▶ _Exercise_
Look through the lines below, find those with the word "this", and copy them.

▶ _Provided data_
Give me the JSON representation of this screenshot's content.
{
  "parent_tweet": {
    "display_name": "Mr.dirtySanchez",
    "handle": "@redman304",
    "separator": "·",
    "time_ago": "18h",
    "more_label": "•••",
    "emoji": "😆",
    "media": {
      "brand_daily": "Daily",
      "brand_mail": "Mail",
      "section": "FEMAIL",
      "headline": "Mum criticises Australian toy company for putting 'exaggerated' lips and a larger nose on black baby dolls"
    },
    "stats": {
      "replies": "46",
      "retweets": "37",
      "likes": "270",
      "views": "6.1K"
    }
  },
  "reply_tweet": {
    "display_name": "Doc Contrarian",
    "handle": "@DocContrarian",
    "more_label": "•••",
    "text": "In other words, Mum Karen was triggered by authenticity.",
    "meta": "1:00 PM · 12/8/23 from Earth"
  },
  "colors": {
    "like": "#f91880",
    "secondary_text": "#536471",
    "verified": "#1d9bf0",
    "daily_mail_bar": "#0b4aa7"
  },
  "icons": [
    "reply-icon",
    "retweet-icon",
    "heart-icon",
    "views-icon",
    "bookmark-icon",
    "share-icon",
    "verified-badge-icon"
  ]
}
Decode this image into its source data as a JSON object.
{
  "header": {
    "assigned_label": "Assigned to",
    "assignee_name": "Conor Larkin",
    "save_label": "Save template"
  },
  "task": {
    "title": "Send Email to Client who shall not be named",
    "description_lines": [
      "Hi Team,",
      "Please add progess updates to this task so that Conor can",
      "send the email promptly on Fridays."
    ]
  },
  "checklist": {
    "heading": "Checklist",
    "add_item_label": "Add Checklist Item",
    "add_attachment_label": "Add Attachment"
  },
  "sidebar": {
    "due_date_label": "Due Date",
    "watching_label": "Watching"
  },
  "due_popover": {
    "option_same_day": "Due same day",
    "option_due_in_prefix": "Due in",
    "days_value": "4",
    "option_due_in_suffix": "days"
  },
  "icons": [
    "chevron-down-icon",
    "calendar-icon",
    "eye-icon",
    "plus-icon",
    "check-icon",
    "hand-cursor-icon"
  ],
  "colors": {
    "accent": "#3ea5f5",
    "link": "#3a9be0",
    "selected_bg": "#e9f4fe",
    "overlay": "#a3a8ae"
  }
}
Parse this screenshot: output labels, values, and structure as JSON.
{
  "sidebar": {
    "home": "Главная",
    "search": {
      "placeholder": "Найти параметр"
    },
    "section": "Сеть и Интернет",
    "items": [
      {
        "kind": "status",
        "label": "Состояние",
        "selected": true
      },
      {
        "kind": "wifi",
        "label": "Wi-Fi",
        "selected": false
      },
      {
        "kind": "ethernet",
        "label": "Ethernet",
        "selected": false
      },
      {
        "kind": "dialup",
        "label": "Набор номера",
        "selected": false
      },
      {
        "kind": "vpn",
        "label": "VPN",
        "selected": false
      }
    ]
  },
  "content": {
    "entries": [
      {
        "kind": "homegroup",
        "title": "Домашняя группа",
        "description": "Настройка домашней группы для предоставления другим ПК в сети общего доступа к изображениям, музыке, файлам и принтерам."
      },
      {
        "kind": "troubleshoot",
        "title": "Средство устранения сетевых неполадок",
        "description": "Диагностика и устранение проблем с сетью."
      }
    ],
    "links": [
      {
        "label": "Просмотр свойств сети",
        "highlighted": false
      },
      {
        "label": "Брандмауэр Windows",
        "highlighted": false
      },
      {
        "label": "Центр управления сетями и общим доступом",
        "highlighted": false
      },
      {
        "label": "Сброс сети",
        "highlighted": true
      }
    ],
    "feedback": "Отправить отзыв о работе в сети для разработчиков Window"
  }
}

▶ _Reply_
Give me the JSON representation of this screenshot's content.
Decode this image into its source data as a JSON object.
      "Please add progess updates to this task so that Conor can",
Parse this screenshot: output labels, values, and structure as JSON.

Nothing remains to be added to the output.